1) Align to your values and strengths. It’s not always necessary or helpful to do this for smaller decisions (when you’re in the midst of choosing new dishes, for example). But when deciding on what gets my time, attention, and energy, it is critical that I consider how the situation and the choices align to my core values. The more important or riskier the decision, the more important to me that the choice I make aligns to multiple values and that I leverage one or more character strengths.
2) Get some space. Sometimes as over-thinkers we want to keep working the problem until the solution comes. And sometimes that’s the worst thing we can do. When I notice that I am pushing too hard, I’ve learned to give myself space and set the decision process aside. I might work on something else for a while, or I’ll take a break, read a book, grab a coloring book and some colored pencils, or go for a walk. When I have the luxury, I’ll let the decision rest for a few days or a week. When I’m really stuck, I leave it alone even longer. With enough time and space, the right answer emerges naturally. Some of my best ideas and resolutions have come when I’m walking in nature.
3) Process with others. I tend to process problems in my journal and often see things more clearly after I write everything out. But sometimes after trying this or the other tactics mentioned above, I’m still stuck. I am very fortunate to have a very active support network I can turn to when I need help. I’ve processed problems with a family member, a dear friend, a trusted colleague, my coach, my accountability partner, and my spiritual director. Sometimes I discuss the same problem with multiple people for two reasons: each time I talk it through, another piece becomes clearer and each person adds their unique perspective. I have experienced both small shifts and major breakthroughs after discussing my challenges with one or more people.

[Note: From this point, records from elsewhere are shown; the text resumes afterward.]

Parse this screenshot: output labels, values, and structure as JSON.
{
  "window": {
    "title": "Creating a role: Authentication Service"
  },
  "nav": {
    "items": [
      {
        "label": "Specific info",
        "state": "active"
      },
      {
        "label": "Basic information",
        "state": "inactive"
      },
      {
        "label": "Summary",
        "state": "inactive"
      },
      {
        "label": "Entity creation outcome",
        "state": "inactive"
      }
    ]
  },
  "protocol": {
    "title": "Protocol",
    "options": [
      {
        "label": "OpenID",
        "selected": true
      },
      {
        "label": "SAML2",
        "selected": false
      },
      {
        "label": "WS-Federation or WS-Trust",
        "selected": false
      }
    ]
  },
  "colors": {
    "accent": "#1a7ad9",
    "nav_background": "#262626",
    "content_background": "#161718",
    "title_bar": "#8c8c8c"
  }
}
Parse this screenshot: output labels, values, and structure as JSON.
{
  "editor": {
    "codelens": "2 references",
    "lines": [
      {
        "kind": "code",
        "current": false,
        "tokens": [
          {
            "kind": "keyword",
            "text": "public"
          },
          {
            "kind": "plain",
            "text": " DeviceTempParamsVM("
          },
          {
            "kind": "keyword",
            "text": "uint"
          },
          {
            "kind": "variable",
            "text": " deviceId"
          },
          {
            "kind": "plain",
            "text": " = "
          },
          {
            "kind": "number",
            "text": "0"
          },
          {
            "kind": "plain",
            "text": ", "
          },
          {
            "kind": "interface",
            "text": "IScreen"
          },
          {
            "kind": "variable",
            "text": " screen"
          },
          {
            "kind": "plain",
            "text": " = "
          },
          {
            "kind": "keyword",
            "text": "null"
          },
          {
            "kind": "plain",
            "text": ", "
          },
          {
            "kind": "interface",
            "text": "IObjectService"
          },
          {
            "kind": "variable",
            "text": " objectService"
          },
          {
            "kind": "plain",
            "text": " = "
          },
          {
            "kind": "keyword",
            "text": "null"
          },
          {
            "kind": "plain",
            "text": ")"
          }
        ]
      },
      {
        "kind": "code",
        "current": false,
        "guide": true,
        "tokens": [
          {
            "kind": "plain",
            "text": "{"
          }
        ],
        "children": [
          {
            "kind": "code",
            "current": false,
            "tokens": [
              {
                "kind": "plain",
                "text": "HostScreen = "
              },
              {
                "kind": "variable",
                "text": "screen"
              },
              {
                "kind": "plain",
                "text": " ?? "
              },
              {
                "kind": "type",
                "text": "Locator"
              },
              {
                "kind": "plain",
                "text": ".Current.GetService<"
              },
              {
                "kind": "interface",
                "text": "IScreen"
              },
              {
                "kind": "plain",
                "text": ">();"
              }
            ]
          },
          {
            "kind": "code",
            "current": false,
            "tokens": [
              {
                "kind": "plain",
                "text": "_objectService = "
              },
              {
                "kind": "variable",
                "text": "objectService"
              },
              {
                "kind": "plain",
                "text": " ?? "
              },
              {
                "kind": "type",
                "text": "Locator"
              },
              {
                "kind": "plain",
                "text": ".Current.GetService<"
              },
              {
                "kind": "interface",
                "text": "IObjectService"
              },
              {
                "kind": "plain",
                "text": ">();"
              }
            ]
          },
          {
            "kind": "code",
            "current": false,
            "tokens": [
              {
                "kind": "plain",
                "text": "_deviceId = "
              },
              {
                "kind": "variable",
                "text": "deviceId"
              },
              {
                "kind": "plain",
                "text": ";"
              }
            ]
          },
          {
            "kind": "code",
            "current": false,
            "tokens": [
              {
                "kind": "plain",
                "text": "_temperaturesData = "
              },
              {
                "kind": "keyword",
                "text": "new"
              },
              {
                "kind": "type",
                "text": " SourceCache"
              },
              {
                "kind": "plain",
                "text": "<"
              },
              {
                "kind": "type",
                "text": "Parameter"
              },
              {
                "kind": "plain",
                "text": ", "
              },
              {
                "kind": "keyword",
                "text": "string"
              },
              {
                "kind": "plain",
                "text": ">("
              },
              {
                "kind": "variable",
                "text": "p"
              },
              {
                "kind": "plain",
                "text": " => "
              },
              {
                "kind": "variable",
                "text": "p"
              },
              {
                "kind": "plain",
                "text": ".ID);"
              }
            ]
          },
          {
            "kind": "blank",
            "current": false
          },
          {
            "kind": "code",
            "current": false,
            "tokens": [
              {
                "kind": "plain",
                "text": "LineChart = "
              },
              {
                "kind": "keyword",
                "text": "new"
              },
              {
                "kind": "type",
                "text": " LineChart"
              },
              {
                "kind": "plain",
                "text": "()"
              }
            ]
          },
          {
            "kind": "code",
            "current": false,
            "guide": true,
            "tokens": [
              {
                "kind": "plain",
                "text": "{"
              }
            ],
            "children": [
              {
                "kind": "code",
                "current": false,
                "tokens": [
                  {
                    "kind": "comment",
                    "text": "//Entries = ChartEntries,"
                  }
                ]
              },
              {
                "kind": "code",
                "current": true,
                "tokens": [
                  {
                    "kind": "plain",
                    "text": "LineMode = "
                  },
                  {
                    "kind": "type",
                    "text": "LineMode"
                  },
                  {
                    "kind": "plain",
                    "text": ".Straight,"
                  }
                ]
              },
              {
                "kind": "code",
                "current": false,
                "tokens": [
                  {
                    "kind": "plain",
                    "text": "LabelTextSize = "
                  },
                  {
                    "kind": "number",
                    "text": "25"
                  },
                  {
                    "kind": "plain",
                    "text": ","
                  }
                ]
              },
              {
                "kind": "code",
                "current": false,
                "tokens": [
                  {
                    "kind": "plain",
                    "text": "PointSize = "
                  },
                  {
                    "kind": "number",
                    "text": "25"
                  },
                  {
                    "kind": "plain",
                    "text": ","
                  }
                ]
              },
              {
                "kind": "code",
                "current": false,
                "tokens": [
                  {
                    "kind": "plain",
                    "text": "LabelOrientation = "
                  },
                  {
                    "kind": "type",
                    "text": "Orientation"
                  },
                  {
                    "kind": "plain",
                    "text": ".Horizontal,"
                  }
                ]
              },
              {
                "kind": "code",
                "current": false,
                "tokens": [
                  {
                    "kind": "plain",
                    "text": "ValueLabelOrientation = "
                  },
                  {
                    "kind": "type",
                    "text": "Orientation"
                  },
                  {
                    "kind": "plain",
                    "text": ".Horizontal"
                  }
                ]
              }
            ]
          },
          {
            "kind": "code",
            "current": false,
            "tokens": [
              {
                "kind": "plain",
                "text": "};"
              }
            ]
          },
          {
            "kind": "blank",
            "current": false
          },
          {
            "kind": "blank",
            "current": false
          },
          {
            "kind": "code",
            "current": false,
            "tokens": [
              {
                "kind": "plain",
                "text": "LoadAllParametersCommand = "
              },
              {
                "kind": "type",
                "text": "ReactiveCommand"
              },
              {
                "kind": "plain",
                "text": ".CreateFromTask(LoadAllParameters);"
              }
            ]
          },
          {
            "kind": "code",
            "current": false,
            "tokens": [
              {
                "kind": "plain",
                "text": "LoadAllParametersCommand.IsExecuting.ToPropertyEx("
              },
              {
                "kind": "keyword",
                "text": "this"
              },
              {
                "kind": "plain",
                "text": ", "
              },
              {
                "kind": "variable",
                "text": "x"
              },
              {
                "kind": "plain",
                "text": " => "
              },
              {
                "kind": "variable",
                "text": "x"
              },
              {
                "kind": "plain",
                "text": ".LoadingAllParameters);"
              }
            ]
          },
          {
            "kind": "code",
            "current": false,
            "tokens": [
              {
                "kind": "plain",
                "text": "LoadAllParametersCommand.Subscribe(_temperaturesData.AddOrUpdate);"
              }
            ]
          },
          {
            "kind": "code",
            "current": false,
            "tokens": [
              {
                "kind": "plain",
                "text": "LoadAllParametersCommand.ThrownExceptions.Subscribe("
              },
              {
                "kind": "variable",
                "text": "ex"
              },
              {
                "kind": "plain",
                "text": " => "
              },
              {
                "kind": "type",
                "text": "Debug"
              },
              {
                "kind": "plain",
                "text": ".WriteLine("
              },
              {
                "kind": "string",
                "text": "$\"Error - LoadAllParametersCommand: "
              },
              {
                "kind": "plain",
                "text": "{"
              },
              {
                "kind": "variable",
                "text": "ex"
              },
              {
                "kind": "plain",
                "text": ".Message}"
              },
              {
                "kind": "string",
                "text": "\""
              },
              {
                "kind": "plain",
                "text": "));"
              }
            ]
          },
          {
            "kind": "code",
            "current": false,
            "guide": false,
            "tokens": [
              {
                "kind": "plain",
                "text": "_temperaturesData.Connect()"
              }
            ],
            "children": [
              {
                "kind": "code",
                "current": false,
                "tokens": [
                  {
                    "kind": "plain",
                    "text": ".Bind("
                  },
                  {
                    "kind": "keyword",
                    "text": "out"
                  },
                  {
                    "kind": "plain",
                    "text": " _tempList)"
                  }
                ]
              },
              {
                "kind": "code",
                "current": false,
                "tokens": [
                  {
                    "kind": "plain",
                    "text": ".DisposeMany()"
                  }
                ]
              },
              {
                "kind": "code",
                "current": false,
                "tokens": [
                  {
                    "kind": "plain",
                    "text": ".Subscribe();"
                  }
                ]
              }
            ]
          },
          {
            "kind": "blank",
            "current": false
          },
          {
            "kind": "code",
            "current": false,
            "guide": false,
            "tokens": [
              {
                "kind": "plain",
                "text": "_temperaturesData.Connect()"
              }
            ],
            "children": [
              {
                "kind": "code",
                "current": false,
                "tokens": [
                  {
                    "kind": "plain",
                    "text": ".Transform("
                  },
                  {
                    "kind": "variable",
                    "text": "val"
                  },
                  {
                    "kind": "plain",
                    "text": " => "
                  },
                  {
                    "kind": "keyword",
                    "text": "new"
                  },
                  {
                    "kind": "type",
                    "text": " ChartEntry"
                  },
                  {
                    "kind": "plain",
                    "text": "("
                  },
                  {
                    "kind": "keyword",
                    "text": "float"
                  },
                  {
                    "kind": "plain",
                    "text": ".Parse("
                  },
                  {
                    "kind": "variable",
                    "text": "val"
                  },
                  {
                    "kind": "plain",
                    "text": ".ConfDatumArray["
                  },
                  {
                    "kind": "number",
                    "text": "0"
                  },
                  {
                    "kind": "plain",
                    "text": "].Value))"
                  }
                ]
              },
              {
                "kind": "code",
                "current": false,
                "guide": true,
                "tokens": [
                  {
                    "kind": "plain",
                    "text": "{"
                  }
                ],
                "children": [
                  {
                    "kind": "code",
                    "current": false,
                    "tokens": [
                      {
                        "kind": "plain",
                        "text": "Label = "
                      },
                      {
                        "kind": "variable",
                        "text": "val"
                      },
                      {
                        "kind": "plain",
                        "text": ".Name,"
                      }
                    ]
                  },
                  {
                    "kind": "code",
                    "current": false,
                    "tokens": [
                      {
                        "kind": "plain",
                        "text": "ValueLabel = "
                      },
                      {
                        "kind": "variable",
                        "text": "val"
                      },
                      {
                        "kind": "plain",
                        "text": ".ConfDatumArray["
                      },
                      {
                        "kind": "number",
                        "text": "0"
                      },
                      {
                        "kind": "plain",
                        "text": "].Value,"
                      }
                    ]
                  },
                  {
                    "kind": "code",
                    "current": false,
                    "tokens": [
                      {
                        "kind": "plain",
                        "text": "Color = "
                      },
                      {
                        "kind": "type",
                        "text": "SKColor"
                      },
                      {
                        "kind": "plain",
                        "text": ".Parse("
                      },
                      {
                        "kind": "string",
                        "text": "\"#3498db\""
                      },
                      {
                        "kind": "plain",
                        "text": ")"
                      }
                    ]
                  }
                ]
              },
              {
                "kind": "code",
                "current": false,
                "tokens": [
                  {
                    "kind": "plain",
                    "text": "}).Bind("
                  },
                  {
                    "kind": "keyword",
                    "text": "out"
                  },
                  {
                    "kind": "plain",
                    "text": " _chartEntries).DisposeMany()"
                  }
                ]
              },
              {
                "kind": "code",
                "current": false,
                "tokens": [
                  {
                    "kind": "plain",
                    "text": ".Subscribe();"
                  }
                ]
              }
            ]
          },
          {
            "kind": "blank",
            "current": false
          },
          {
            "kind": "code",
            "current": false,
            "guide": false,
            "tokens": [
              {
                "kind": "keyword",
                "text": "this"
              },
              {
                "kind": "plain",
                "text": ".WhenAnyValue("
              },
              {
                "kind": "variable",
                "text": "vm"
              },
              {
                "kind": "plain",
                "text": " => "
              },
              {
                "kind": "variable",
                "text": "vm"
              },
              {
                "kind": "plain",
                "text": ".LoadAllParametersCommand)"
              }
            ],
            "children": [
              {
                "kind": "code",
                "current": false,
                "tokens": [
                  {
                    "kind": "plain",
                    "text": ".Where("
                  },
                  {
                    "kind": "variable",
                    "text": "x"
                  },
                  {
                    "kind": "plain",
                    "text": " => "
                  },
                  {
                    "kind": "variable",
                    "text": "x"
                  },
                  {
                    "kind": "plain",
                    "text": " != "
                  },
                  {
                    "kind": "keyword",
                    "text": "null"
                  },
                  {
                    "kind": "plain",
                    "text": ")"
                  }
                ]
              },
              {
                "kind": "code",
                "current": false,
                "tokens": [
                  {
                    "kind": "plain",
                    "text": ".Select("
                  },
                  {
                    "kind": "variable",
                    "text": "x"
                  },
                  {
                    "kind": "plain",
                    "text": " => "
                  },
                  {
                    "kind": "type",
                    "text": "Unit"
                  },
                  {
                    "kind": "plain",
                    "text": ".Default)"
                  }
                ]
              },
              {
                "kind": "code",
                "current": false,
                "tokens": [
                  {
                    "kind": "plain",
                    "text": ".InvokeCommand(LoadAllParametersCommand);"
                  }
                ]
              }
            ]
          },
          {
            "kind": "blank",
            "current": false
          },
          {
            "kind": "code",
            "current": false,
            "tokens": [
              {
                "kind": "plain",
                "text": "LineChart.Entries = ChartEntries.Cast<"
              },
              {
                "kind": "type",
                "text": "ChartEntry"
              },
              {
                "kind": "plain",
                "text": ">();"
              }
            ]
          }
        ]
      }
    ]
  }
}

4) Notice your body’s response. Recently, I was contemplating making a fairly significant change to the scope of my work. There was one type of service in particular I liked doing less than all others but for a variety of reasons, I was having a hard time deciding to let it go. After contemplating this off and on for nearly a year, the time came when I needed to decide. I brought this up during a session with my coach and she asked me, for the sake of our discussion today, what if you just set that aside? You know it’s there, you can come back to it later. But what if for now you just let it go? I noticed immediately that my body felt lighter, my shoulders relaxed, and I felt a wave of positive energy coursing through my body. The next thing I noticed was that it was my mind that had been fighting this decision all along. My brain was trying to drag me back down into the swirl with questions, doubts, and fears. But the message from my body was too loud to ignore: You’ll be much happier without it. I decided shortly after that call to let that kind of work go for now, assuring my worried mind that that I can always come back to it again later if I needed to.
So, fellow over-thinkers, which strategies work best for you? I’d love to hear what else you’ve done to release the grip of over-thinking, make your decision, and move forward.